**Work to be completed**
Whichever lines include the word "Offer", copy them as they appear in the data.

**Extracted data**
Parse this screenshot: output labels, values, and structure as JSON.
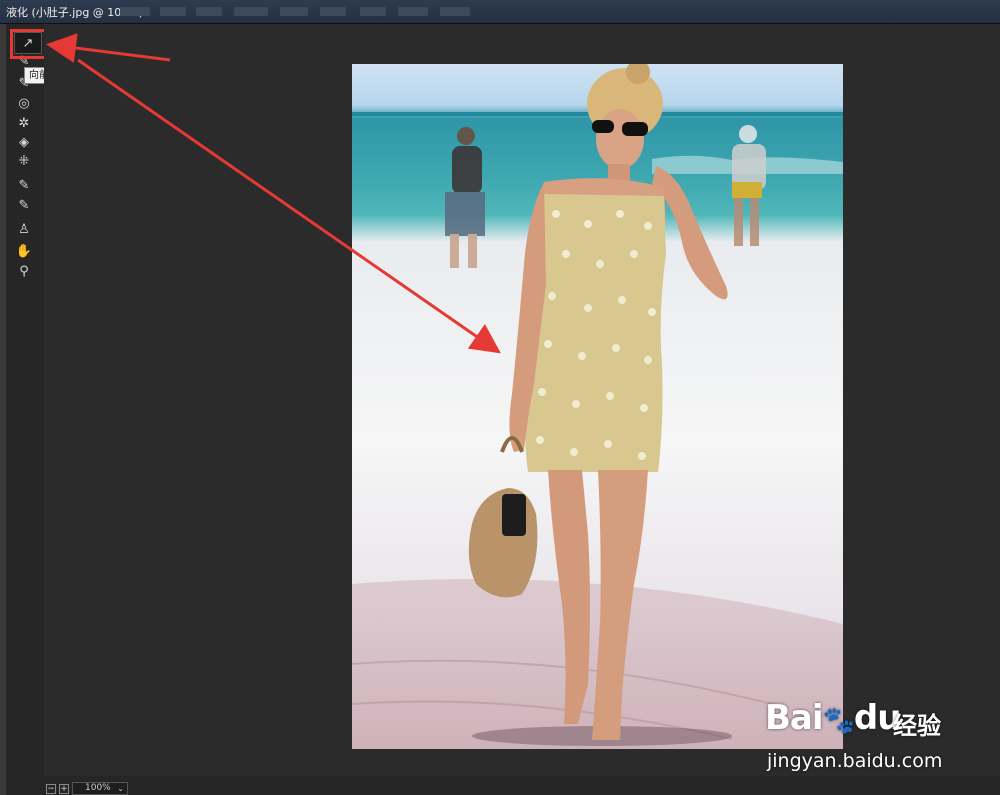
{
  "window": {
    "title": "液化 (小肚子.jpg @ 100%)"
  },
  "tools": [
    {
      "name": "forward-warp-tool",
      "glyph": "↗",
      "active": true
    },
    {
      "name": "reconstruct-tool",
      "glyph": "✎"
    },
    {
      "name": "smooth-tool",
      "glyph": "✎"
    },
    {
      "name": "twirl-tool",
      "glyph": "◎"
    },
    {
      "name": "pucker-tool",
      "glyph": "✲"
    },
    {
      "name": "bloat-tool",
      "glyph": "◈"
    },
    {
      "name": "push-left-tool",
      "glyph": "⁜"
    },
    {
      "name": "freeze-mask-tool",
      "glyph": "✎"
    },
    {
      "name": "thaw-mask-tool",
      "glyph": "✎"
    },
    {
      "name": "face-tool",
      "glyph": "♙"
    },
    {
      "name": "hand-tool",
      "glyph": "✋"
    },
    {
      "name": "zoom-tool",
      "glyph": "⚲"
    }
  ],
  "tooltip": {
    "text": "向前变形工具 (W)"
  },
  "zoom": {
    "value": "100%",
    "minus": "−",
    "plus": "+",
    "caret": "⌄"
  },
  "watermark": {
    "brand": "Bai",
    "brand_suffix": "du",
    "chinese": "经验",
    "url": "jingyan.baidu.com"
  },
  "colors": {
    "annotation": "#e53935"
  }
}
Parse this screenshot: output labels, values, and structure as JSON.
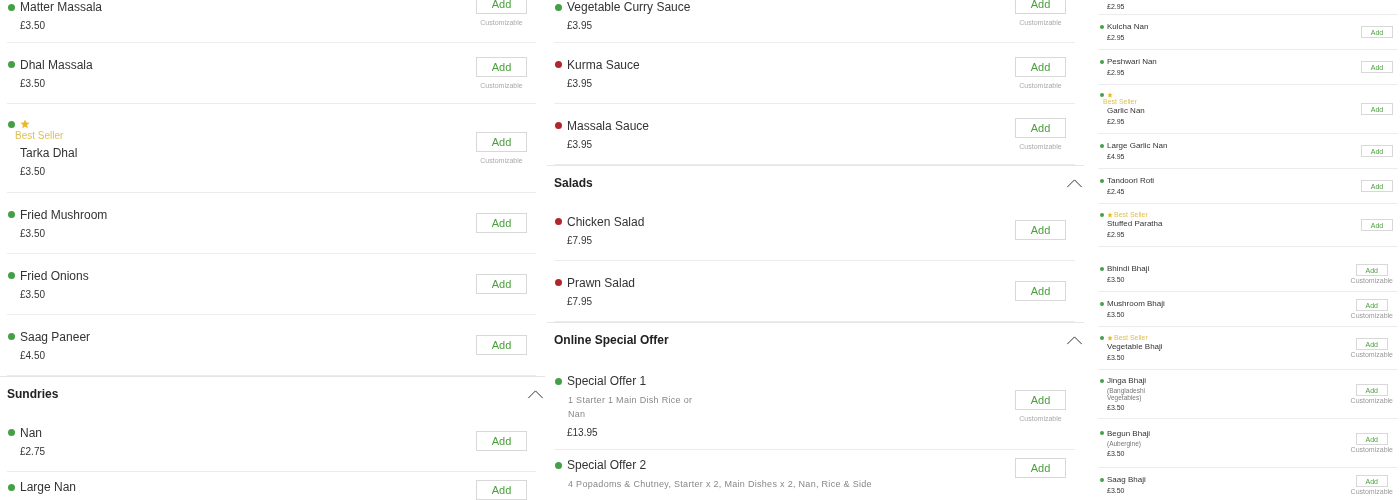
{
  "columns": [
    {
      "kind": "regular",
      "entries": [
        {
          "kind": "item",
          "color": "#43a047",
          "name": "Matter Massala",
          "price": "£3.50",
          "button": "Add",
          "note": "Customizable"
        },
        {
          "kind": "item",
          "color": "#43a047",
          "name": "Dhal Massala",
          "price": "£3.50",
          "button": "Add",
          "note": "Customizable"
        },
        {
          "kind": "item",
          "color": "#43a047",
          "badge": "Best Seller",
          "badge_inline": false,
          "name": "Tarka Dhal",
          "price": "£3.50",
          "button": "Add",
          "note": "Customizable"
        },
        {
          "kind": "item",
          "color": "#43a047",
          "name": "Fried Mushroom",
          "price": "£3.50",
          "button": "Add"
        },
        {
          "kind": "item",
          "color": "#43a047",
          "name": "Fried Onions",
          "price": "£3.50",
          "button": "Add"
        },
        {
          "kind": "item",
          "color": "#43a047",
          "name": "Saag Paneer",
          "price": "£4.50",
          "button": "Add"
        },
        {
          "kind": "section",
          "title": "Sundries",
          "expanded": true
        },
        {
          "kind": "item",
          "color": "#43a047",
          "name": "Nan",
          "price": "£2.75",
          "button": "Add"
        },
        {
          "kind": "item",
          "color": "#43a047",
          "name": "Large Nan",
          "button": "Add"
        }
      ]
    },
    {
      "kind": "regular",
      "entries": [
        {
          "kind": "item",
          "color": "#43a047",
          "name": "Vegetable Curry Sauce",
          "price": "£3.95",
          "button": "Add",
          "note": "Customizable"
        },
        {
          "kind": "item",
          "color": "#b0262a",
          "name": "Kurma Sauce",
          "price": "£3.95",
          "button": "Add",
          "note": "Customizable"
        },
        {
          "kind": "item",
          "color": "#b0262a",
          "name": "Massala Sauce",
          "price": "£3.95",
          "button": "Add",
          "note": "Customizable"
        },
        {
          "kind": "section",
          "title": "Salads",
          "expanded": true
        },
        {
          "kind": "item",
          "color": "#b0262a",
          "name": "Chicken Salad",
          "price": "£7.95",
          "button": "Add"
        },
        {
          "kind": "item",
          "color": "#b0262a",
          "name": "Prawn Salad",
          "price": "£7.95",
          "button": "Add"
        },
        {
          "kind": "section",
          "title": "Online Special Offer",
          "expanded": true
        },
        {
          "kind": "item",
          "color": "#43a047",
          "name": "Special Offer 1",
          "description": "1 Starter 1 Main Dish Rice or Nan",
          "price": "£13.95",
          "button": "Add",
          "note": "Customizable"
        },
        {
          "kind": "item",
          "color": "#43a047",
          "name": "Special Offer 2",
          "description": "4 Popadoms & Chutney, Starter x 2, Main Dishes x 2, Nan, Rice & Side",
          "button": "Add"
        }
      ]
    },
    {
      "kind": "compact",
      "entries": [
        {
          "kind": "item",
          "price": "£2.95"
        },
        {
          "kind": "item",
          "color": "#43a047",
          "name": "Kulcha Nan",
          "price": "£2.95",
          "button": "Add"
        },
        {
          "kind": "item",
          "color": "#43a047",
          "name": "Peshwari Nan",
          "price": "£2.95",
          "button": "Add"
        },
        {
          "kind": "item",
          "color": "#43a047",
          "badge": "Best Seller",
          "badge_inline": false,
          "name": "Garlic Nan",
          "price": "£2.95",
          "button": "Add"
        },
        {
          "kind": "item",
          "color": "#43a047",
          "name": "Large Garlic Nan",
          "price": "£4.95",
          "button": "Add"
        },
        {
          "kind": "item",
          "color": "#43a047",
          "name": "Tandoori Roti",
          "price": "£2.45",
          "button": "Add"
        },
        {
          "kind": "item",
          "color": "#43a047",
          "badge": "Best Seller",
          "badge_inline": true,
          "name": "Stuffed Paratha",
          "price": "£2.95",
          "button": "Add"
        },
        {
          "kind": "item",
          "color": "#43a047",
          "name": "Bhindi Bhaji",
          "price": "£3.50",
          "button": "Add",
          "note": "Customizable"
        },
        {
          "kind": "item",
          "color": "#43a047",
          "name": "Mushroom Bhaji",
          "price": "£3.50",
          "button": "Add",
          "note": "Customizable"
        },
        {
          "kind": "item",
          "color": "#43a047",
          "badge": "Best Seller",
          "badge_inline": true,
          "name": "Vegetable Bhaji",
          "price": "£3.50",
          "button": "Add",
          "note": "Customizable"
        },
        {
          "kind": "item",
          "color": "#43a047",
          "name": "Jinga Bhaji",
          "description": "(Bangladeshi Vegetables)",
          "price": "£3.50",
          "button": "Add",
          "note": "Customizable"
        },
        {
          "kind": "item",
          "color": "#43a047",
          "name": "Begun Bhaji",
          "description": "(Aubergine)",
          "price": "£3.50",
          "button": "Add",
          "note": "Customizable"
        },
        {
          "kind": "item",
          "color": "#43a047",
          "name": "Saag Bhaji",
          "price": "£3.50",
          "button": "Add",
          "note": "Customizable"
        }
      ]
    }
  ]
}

**Solution to this problem**
          "title": "Online Special Offer",
          "name": "Special Offer 1",
          "name": "Special Offer 2",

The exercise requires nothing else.